4.0118 Sony Electronic Books (Cross-posting) (1/84)

Elaine Brennan & Allen Renear (EDITORS@BROWNVM.BITNET)
Wed, 23 May 90 20:18:06 EDT

Humanist Discussion Group, Vol. 4, No. 0118. Wednesday, 23 May 1990.

Date: Wed, 23 May 90 08:12 CDT
From: Bob Boynton <BLABYNPD@UIAMVS>
Subject: Sony electronic books
Forwarded by: Michael Hart <HART@UIUCVMD>
Cross-Posted to: GUTNBERG; MBU-L; OBI; PACS-L

The Washington Post had a story a week ago on Sony's "electronic book."
That is the only place I have seen it mentioned. It is not a whole lot
of information -- Bob Boynton

Sony to Make Electronic Books
'Data Discman' Player Will Use 3-Inch CDs

David Thurber

Tokyo, May 15--Sony Corp., the brains behind the ubiquitous Walkman
stereo, said today it will introduce an "electronic book" system that
uses a palm-size player for reading books recorded on 3-inch compact

Sony's "Data Discman" player has a screen that displays text recorded on
CDs called Electronic Books that each can store about 100,000 pages of
text--more than 300 paperback books, Sony officials said.

"The purpose of this product is to create an entirely new market.
Instead of having to go to a library or bookshelf for information,
people can have access to it anytime and anywhere," said Sunobu
Horigome, head of Sony's General Audio Group.

If successful, Sony's reward could be big. In two years, the Japanese
market alone for CD information discs, including the new CD books, is
expected to grow to about $2.6 billion, according to Hideo Nishikawa,
general manager of new media development for the publishing house Iwanami

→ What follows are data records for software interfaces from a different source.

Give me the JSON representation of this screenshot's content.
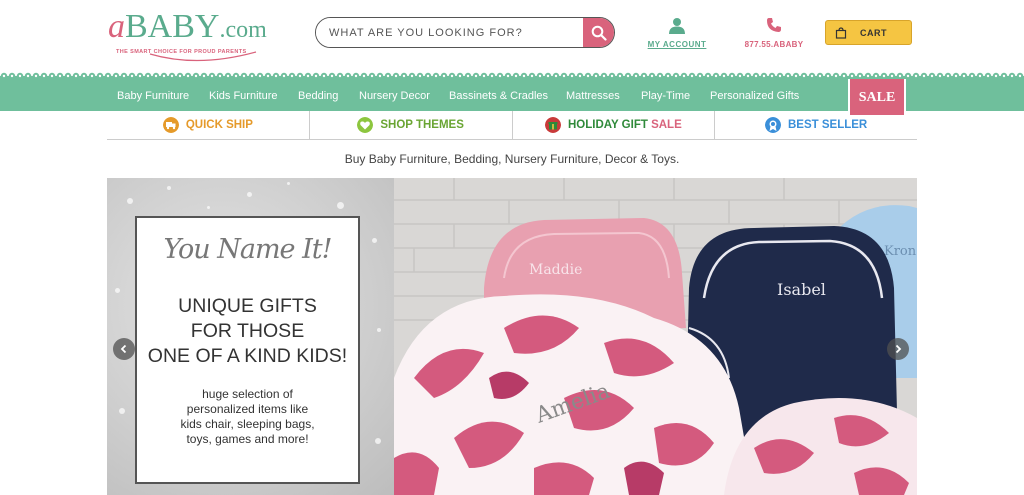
{
  "header": {
    "logo": {
      "a": "a",
      "baby": "BABY",
      "com": ".com",
      "tagline": "THE SMART CHOICE FOR PROUD PARENTS"
    },
    "search": {
      "placeholder": "WHAT ARE YOU LOOKING FOR?",
      "icon": "search-icon"
    },
    "account": {
      "label": "MY ACCOUNT",
      "icon": "user-icon"
    },
    "phone": {
      "label": "877.55.ABABY",
      "icon": "phone-icon"
    },
    "cart": {
      "label": "CART",
      "icon": "cart-icon"
    }
  },
  "nav": {
    "items": [
      "Baby Furniture",
      "Kids Furniture",
      "Bedding",
      "Nursery Decor",
      "Bassinets & Cradles",
      "Mattresses",
      "Play-Time",
      "Personalized Gifts"
    ],
    "sale": "SALE"
  },
  "quicklinks": [
    {
      "label": "QUICK SHIP",
      "color": "#e59a2a",
      "icon": "truck-icon"
    },
    {
      "label": "SHOP THEMES",
      "color": "#8dc63f",
      "icon": "heart-icon"
    },
    {
      "label_prefix": "HOLIDAY GIFT ",
      "label_suffix": "SALE",
      "color": "#2f8a3a",
      "suffix_color": "#d9637c",
      "icon": "gift-icon"
    },
    {
      "label": "BEST SELLER",
      "color": "#3a8fd9",
      "icon": "ribbon-icon"
    }
  ],
  "tagline": "Buy Baby Furniture, Bedding, Nursery Furniture, Decor & Toys.",
  "banner": {
    "script_title": "You Name It!",
    "headline": [
      "UNIQUE GIFTS",
      "FOR THOSE",
      "ONE OF A KIND KIDS!"
    ],
    "body": [
      "huge selection of",
      "personalized items like",
      "kids chair, sleeping bags,",
      "toys, games and more!"
    ],
    "chair_names": [
      "Maddie",
      "Isabel",
      "Kron",
      "Amelia"
    ]
  },
  "colors": {
    "accent_pink": "#d9637c",
    "accent_green": "#6fbf9c",
    "cart_yellow": "#f5c542"
  }
}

Sony said it plans to begin marketing the machine in Japan on July 1 for
about $380. Overseas sales are expected to begin in less than a year,
after arrangements with local publishers are made, officials said.

The Data Discman comes with a CD containing five different English and
Japanese language dictionaries and can be plugged into a regular
television screen to create a larger display. Users also can listen to
regular 3-inch audio CDs with an earphone.

A small typewriter-like keyboard allows a user to select particular
entries or portions of the text.

Twenty-eight Japanese publishing companies have formed an Electronic Book
committee that cooperated with Sony in developing the format, said

Eighteen CD Electronic Book titles will be released at the same time as
the Data Discman. Titles will include reference books and guides to
medicine, movies, travel and entertainment, he said. Electronic Books
are likely to cost an average $20 to $33, Nishikawa said.

"Novels are certainly possible, but the question is how successful they
will be because of the small screen," a Sony official said. The screen
can display only 10 lines at a time, but can be "scrolled" up or down.

Both the CDs and player will be sold through regular bookstores.

The player's built-in software allows it to display indexes and quickly
find particular portions of the text.

Compact discs use digital codes to record information ranging from music
to computer programs or databases. Those that contain data used by
computers are called CD-ROM--CD read only memory--because they generally
cannot be altered or re-recorded.

Washington Post May 16, 1990 pp. D9,D13